Image from Hipster Mockumentary ‘Dalston Superstars’, Vice Magazine
I thought it would be helpful to delineate a type of photography I hesitatingly call ‘hipster photography’. Here I am not necessarily referring to photographs which depict hipsters such as the work of The Sartorialist Scott Schumann. Schumann’s photographs might be better described as fashion photography which, more than often, happens to depict hipsters. Nor am I interested in defining what a hipster is and how he or she looks like. Rather, I am interested in a new genre of photography which is apparently produced, promoted and disseminated by trend conscious people who are in contemporary visual culture referred to as hipsters. The difference between a photography of hipsters and a photography by hipsters might be subtle, yet in the context of this article it is nevertheless important to distinguish. The purpose of this article is not to denigrate hipster photography, but it is to deconstruct its visual signifiers which, in sum, have a distinct social, cultural and even economic function.

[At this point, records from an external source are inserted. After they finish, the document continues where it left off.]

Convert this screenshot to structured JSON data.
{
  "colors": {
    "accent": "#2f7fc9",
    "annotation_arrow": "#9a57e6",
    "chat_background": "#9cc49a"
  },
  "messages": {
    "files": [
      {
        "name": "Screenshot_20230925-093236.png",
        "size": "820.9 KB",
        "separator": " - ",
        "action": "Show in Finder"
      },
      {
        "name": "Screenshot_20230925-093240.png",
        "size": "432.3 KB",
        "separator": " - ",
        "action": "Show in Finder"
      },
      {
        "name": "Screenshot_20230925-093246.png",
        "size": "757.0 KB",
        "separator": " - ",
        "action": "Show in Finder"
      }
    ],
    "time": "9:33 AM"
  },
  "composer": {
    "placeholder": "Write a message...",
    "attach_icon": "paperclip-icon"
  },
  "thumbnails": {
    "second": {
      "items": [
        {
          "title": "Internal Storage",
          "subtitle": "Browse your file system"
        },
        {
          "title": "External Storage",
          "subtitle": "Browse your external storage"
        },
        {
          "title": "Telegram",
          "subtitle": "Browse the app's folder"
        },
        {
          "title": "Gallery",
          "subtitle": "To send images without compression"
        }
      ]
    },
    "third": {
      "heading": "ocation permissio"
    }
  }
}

In the very first instance, hipster photography depicts a curiously carefree world where people generally look happy joined by other people who look happy. This carefreeness explored in the image often appears slightly over the top and stands in contrast to the serious facial expressions more commonly associated with so-called art photography (in the work of Thomas Ruff for instance). As a way of reinforcing a carefree world, hipster photography usually also depicts good-looking people. Most commonly these would be of Caucasian origin yet other races also feature. As such, this is presumably a fairly democratic world where beautiful people of any colour, race or sex can be depicted in a photograph as long as they are also young. Youth and beauty. Two words so commonly brought together in the aesthetic appreciation of an image – or more precisely – an advertising image. Hipster photography thus lends itself amazingly well to the advertisement of a product: fashion, perfume, accessories or even cars.
Hipster Photography appropriated for commercial photography. Photograph by Mike Henry. All copyrights belong to the artist.
This happy carefree world is usually accentuated by an element of nudity. The more nude the subject the more carefree the world that they live in. Hipster photography does not depict uptight suits, metaphorically strangled by the clothing that they wear, but rather, it shows people who are, as the viewer presumes, genuinely free. The nakedness of the subject thus also informs the subject’s lack of class identifiers. The beauty of hipster photography is that, to an extent, it can range from a Lumpenproletariat to the upper class. Hipster photography does well in exceeding these class boundaries. I must emphasise that here I am not referring to any actual socio-economic circumstances, but instead, I am speaking about an impression gained through the viewing of a photograph. Hipster photography looks as if class boundaries are exceeded by a common understanding of what is cool.
Apart from the more common signifiers of coolness, such as tattoos, quirky haircuts, American Apparel type clothing, thick black framed glasses, geeky watches and so forth, hipster photography often incorporates a visual element in which the main subject consumes something. This form of consumption can range from cigarettes, alcohol or drugs, to an apple, chewing gum or a milk shake. This consumption in a sense emphasises that the subject is a living thing that needs nourishment or stimulation in order to carry on being cool. It reads as the fuel for coolness. Interestingly, the subject’s consumption further supports the case that hipster photography is often appropriated to advertise a product thus further provoking more consumption of perhaps a different product. Although hipsters depicts a carefree world, in general they carefully pick or curate the consumable objects they wish to be surrounded by.
Most commonly hipster photography depicts a group of people. The individual’s coolness thus bounces of the coolness of his or her fellow subjects. The important part here is that the people are cool together, usually focusing on a group of people who are of a similar age perhaps in the early to late twenties. This element of togetherness not only emphasises the apparently democratic dimension of hipster photography, but it also questions presumptions about heterogeneous relationships. As such, hipster photography purposefully alludes to a metrosexual and polyamorous world.
Even though I am not referring to any specific photographer or image (the photographs above are just random visual examples), most people reading this article will probably have a pretty good idea about what genre photography I am talking about. To a large degree, many images produced via the image sharing platform Instagram or shared on the micro-blog Tumblr might fit that mould. It could even be argued that the emergence of hipster photography is the very reason why Instagram and Tumblr became so popular in the first place. The question is not how social media gave rise to hipster photography, but how hipster photography gave rise to social media.
The emergence of hipster photography via Instagram, Tumblr and numerous other platforms points to a crucial characteristic that must be considered in this context. One of the key elements in hipster photography is the fact that it is shared with others. These are not private photographs that are personal keepsakes hidden on the bottom of a shoebox. They are loud images that say ‘look at me’. It is not enough to just photograph something, but that photograph must be shared in order to justify its existence and indeed the existence of the person taking the photograph. In short, hipster photography is an existential exercise, a performance, even a ritual that marks out a tiny territory – an identity – in a world filled with images.
Article by @MarcoBohr